- We need to enhance our ability to support the land battle. An area that needs examination is the use of submarines to launch and/or control unmanned aerial vehicles for land reconnaissance. Our ability to strike targets ashore must also keep pace with the rest of the Navy with Tomahawk Block N and follow-on strike weapons. This needs to include real time or rapid retargeting, and innovative ways to aid the troops ashore. It’s not too far fetched to think of troops ashore calling for anti-tank or bunker busting bombardment from the ship’s off-shore, and this being provided by a combination of submarines and surface ships using their strike weapons. And don’t discount the need for some silver bullets in the form of conventional SLBM strikes.
- Communications is a critical area for integrated operations with submarines and other forces, joint and allied. The key problem here is achieving the higher data rates and compatibility with the rest of the fleet because of the limitations of submarine antennas. We must be able to communicate with anyone in a seamless and automatic fashion.
- Acoustic sensors have been our bread and butter for decades, and they’re still as important as ever. We need better and more reliable towed arrays, improved hull-mounted arrays, more robust signal processing, and improved displays.
- We need to enhance the ability of 688 class submarines to support special warfare forces since we will have so few SEA-WOLF and New SSNs by 2005. The requirement is for sufficient hulls to support either a dry deck shelter or the Advanced Seal Delivery System (ASD). Communications and imagery support are also key to our ability to operate satisfactorily with special warfare units.

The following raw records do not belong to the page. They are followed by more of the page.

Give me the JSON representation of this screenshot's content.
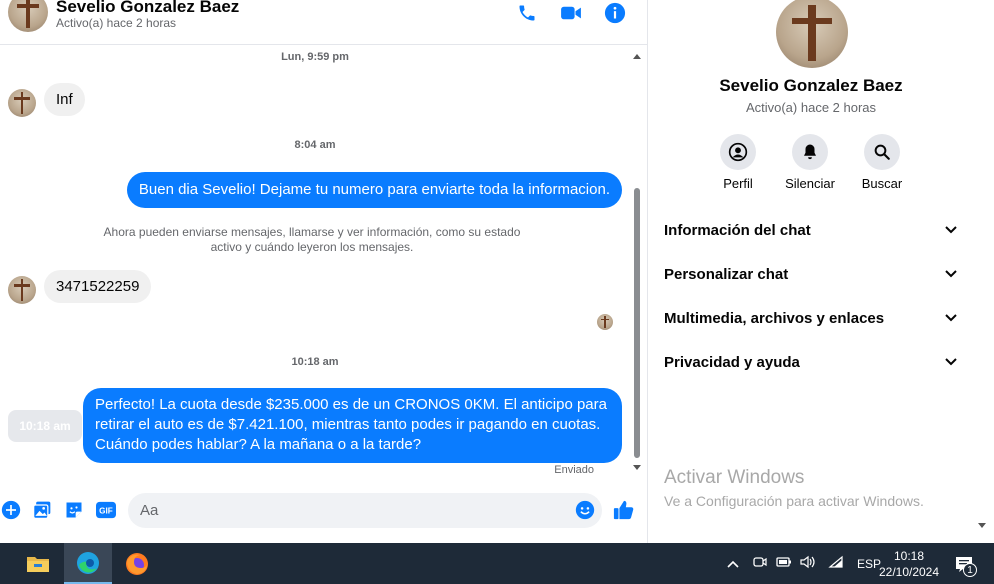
{
  "contact": {
    "name": "Sevelio Gonzalez Baez",
    "status": "Activo(a) hace 2 horas"
  },
  "header_icons": [
    "phone-icon",
    "video-icon",
    "info-icon"
  ],
  "messages": {
    "ts1": "Lun, 9:59 pm",
    "in1": "Inf",
    "ts2": "8:04 am",
    "out1": "Buen dia Sevelio! Dejame tu numero para enviarte toda la informacion.",
    "notice_line1": "Ahora pueden enviarse mensajes, llamarse y ver información, como su estado",
    "notice_line2": "activo y cuándo leyeron los mensajes.",
    "in2": "3471522259",
    "ts3": "10:18 am",
    "out2_line1": "Perfecto! La cuota desde $235.000 es de un CRONOS 0KM. El anticipo para",
    "out2_line2": "retirar el auto es de $7.421.100, mientras tanto podes ir pagando en cuotas.",
    "out2_line3": "Cuándo podes hablar? A la mañana o a la tarde?",
    "hover_time": "10:18 am",
    "sent_status": "Enviado"
  },
  "composer": {
    "placeholder": "Aa",
    "gif_label": "GIF"
  },
  "panel": {
    "actions": [
      {
        "label": "Perfil"
      },
      {
        "label": "Silenciar"
      },
      {
        "label": "Buscar"
      }
    ],
    "sections": [
      {
        "label": "Información del chat"
      },
      {
        "label": "Personalizar chat"
      },
      {
        "label": "Multimedia, archivos y enlaces"
      },
      {
        "label": "Privacidad y ayuda"
      }
    ],
    "watermark_title": "Activar Windows",
    "watermark_sub": "Ve a Configuración para activar Windows."
  },
  "taskbar": {
    "apps": [
      "file-explorer-icon",
      "edge-icon",
      "firefox-icon"
    ],
    "language": "ESP",
    "time": "10:18",
    "date": "22/10/2024",
    "notification_count": "1"
  },
  "colors": {
    "accent": "#0a7cff",
    "bubble_in": "#f0f0f0",
    "taskbar": "#1e2a38"
  }
}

- Our periscopes today are the products of 1960s technology and need replacement. Many of our allies have submarines today with infra-red vision and/or laser range finders built in on their standard periscopes. Our commanding officers complain about not being able to see well at night, such as on counter-drug operations. The photonics mast/non-penetrating periscope offers the technolo-gy to use state-of-the-art devices to provide improved surveillance capability in all weather conditions, and give us greater freedom with sail location in submarine design as well . This technology must be perfected.
- And speaking of the sail, there are several enhancements that need careful consideration, including low observable features to reduce radar cross section, storage of special warfare equip-ment, and possibly built-in antennas.

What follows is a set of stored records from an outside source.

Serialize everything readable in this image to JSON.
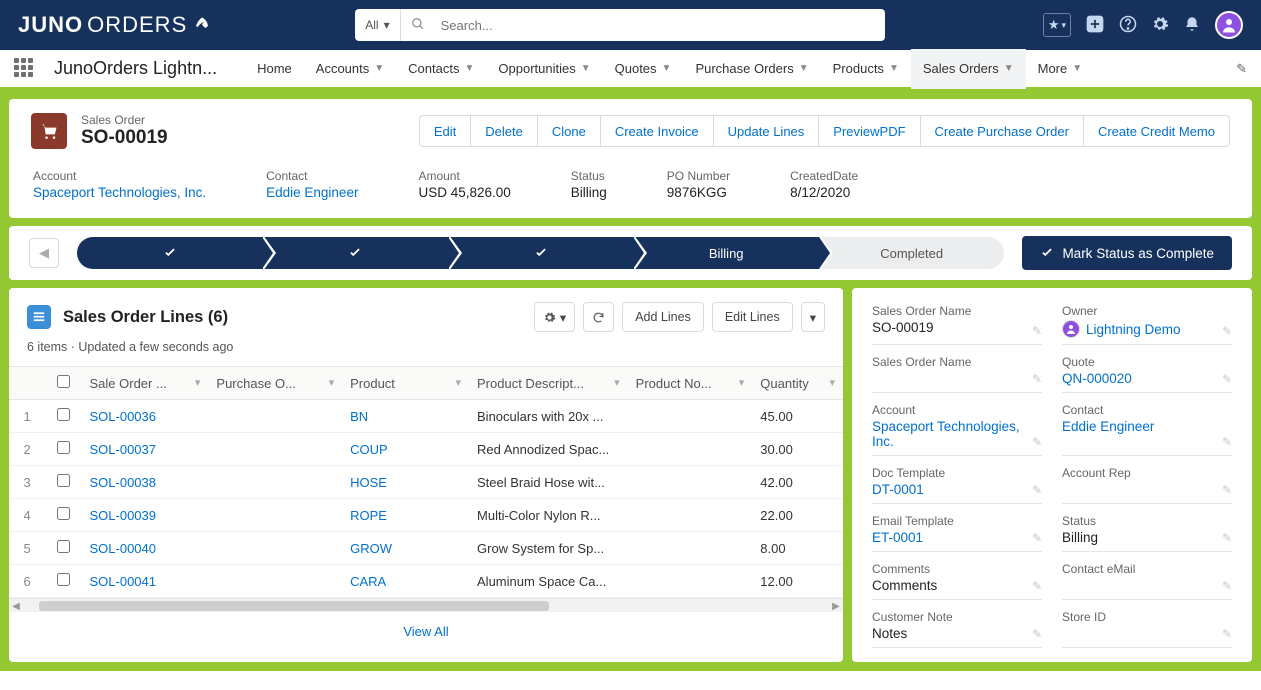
{
  "brand": {
    "logo_prefix": "JUNO",
    "logo_suffix": "ORDERS"
  },
  "search": {
    "scope": "All",
    "placeholder": "Search..."
  },
  "nav": {
    "app_name": "JunoOrders Lightn...",
    "tabs": [
      {
        "label": "Home",
        "chev": false
      },
      {
        "label": "Accounts",
        "chev": true
      },
      {
        "label": "Contacts",
        "chev": true
      },
      {
        "label": "Opportunities",
        "chev": true
      },
      {
        "label": "Quotes",
        "chev": true
      },
      {
        "label": "Purchase Orders",
        "chev": true
      },
      {
        "label": "Products",
        "chev": true
      },
      {
        "label": "Sales Orders",
        "chev": true,
        "active": true
      },
      {
        "label": "More",
        "chev": true
      }
    ]
  },
  "record": {
    "object_label": "Sales Order",
    "name": "SO-00019",
    "actions": [
      "Edit",
      "Delete",
      "Clone",
      "Create Invoice",
      "Update Lines",
      "PreviewPDF",
      "Create Purchase Order",
      "Create Credit Memo"
    ],
    "meta": [
      {
        "label": "Account",
        "value": "Spaceport Technologies, Inc.",
        "link": true
      },
      {
        "label": "Contact",
        "value": "Eddie Engineer",
        "link": true
      },
      {
        "label": "Amount",
        "value": "USD 45,826.00"
      },
      {
        "label": "Status",
        "value": "Billing"
      },
      {
        "label": "PO Number",
        "value": "9876KGG"
      },
      {
        "label": "CreatedDate",
        "value": "8/12/2020"
      }
    ]
  },
  "path": {
    "steps": [
      {
        "label": "",
        "done": true
      },
      {
        "label": "",
        "done": true
      },
      {
        "label": "",
        "done": true
      },
      {
        "label": "Billing",
        "done": true,
        "current": true
      },
      {
        "label": "Completed",
        "done": false
      }
    ],
    "complete_label": "Mark Status as Complete"
  },
  "lines": {
    "title": "Sales Order Lines (6)",
    "subtitle": "6 items · Updated a few seconds ago",
    "add_label": "Add Lines",
    "edit_label": "Edit Lines",
    "columns": [
      "Sale Order ...",
      "Purchase O...",
      "Product",
      "Product Descript...",
      "Product No...",
      "Quantity"
    ],
    "rows": [
      {
        "n": "1",
        "id": "SOL-00036",
        "po": "",
        "product": "BN",
        "desc": "Binoculars with 20x ...",
        "pn": "",
        "qty": "45.00"
      },
      {
        "n": "2",
        "id": "SOL-00037",
        "po": "",
        "product": "COUP",
        "desc": "Red Annodized Spac...",
        "pn": "",
        "qty": "30.00"
      },
      {
        "n": "3",
        "id": "SOL-00038",
        "po": "",
        "product": "HOSE",
        "desc": "Steel Braid Hose wit...",
        "pn": "",
        "qty": "42.00"
      },
      {
        "n": "4",
        "id": "SOL-00039",
        "po": "",
        "product": "ROPE",
        "desc": "Multi-Color Nylon R...",
        "pn": "",
        "qty": "22.00"
      },
      {
        "n": "5",
        "id": "SOL-00040",
        "po": "",
        "product": "GROW",
        "desc": "Grow System for Sp...",
        "pn": "",
        "qty": "8.00"
      },
      {
        "n": "6",
        "id": "SOL-00041",
        "po": "",
        "product": "CARA",
        "desc": "Aluminum Space Ca...",
        "pn": "",
        "qty": "12.00"
      }
    ],
    "view_all": "View All"
  },
  "detail": {
    "left": [
      {
        "label": "Sales Order Name",
        "value": "SO-00019"
      },
      {
        "label": "Sales Order Name",
        "value": ""
      },
      {
        "label": "Account",
        "value": "Spaceport Technologies, Inc.",
        "link": true
      },
      {
        "label": "Doc Template",
        "value": "DT-0001",
        "link": true
      },
      {
        "label": "Email Template",
        "value": "ET-0001",
        "link": true
      },
      {
        "label": "Comments",
        "value": "Comments"
      },
      {
        "label": "Customer Note",
        "value": "Notes"
      }
    ],
    "right": [
      {
        "label": "Owner",
        "value": "Lightning Demo",
        "owner": true
      },
      {
        "label": "Quote",
        "value": "QN-000020",
        "link": true
      },
      {
        "label": "Contact",
        "value": "Eddie Engineer",
        "link": true
      },
      {
        "label": "Account Rep",
        "value": ""
      },
      {
        "label": "Status",
        "value": "Billing"
      },
      {
        "label": "Contact eMail",
        "value": ""
      },
      {
        "label": "Store ID",
        "value": ""
      }
    ]
  }
}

- An anti-air weapon for self-defense against helicopters and ASW aircraft is also something we should be thinking about.Although our submarines still use their natural stealth well, even when they are at periscope depth nearly continuously, the mere threat of being able to take out an ASW aircraft would make a big difference to potential enemies, and subsequently in our ability to defend ourselves. It may not be a high priority now, but I would put it in the space and weight resented category.
- Up to this point, I’ve concentrated almost exclusively on the attack submarine side of the house. Our SSBNs do their job so well, that we often take them for granted. I see no change in the requirement for us to maintain a credible nuclear deterrent force well into the foreseeable future. Rapid and flexible targeting, reliable communications, very high weapon system reliability, and of course the continued invulnerability of our submarines are essential. The D-5 missile system will not last forever, and nuclear weapons are not likely to go away. We need to begin thinking about what’s next 20 years down the road .

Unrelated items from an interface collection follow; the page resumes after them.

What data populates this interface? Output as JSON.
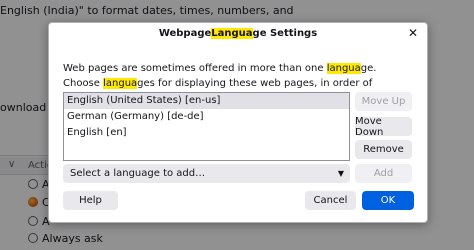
{
  "background": {
    "line_1": "English (India)\" to format dates, times, numbers, and",
    "line_2": "ownload from",
    "actions_header": "Actio",
    "rows": [
      {
        "label": "A",
        "icon": "circle-icon"
      },
      {
        "label": "C",
        "icon": "firefox-icon"
      },
      {
        "label": "A",
        "icon": "circle-icon"
      },
      {
        "label": "Always ask",
        "icon": "circle-icon"
      }
    ]
  },
  "dialog": {
    "title_before": "Webpage ",
    "title_highlight": "Langua",
    "title_after": "ge Settings",
    "description": {
      "part_1": "Web pages are sometimes offered in more than one ",
      "highlight_1": "langua",
      "part_2": "ge. Choose ",
      "highlight_2": "langua",
      "part_3": "ges for displaying these web pages, in order of preference"
    },
    "languages": [
      "English (United States) [en-us]",
      "German (Germany) [de-de]",
      "English [en]"
    ],
    "buttons": {
      "move_up": "Move Up",
      "move_down": "Move Down",
      "remove": "Remove",
      "add": "Add",
      "help": "Help",
      "cancel": "Cancel",
      "ok": "OK"
    },
    "select_placeholder": "Select a language to add…"
  },
  "colors": {
    "highlight": "#ffe900",
    "primary_button": "#0061e0"
  }
}
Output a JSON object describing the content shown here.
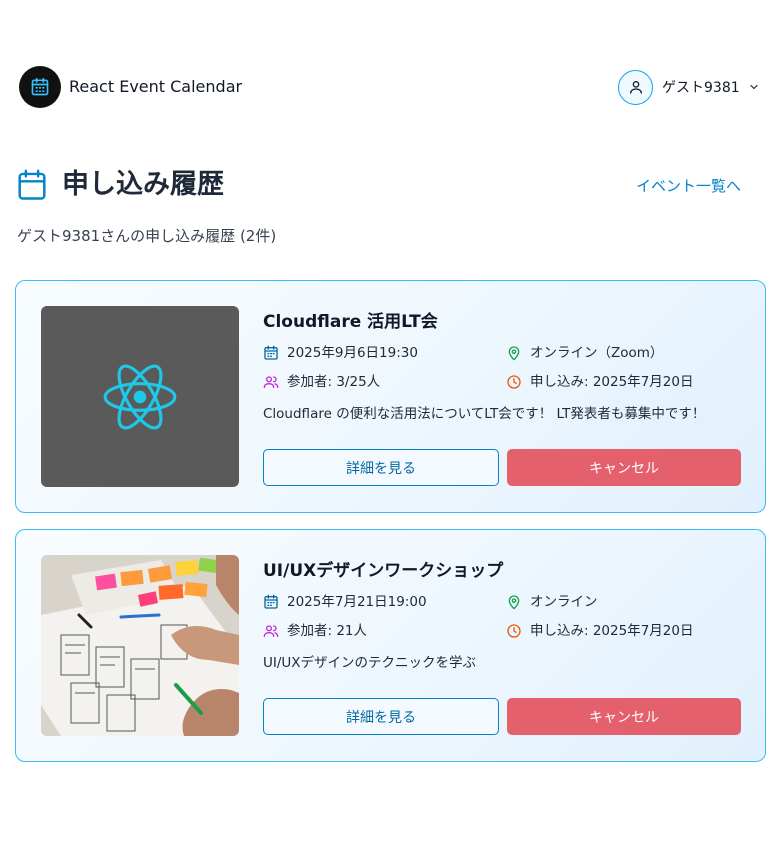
{
  "header": {
    "app_title": "React Event Calendar",
    "logo_icon": "calendar-icon",
    "user_name": "ゲスト9381",
    "user_icon": "user-icon",
    "menu_icon": "chevron-down-icon"
  },
  "page": {
    "title": "申し込み履歴",
    "title_icon": "calendar-icon",
    "back_link": "イベント一覧へ",
    "summary": "ゲスト9381さんの申し込み履歴 (2件)"
  },
  "events": [
    {
      "title": "Cloudflare 活用LT会",
      "thumbnail": "react-logo",
      "datetime": "2025年9月6日19:30",
      "location": "オンライン（Zoom）",
      "participants": "参加者: 3/25人",
      "applied": "申し込み: 2025年7月20日",
      "description": "Cloudflare の便利な活用法についてLT会です！ LT発表者も募集中です！",
      "detail_label": "詳細を見る",
      "cancel_label": "キャンセル"
    },
    {
      "title": "UI/UXデザインワークショップ",
      "thumbnail": "workshop-photo",
      "datetime": "2025年7月21日19:00",
      "location": "オンライン",
      "participants": "参加者: 21人",
      "applied": "申し込み: 2025年7月20日",
      "description": "UI/UXデザインのテクニックを学ぶ",
      "detail_label": "詳細を見る",
      "cancel_label": "キャンセル"
    }
  ],
  "colors": {
    "accent": "#0284c7",
    "card_border": "#38bdf8",
    "cancel": "#e5606d",
    "icon_date": "#0369a1",
    "icon_location": "#16a34a",
    "icon_participants": "#c026d3",
    "icon_applied": "#ea580c"
  }
}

- I’ve laid on the table a number of areas where technology is important to satisfying fleet requirements. I doubt that I need to remind you that we are being squeezed very hard for money. Affordability will drive most everything we do for years to come. We must take advantage of open architecture designs and commer-cial off-the-shelf components whenever possible. We simply don’t have the priority or funding to afford everything we would like, and we’re being forced to make very hard choices on what to buy.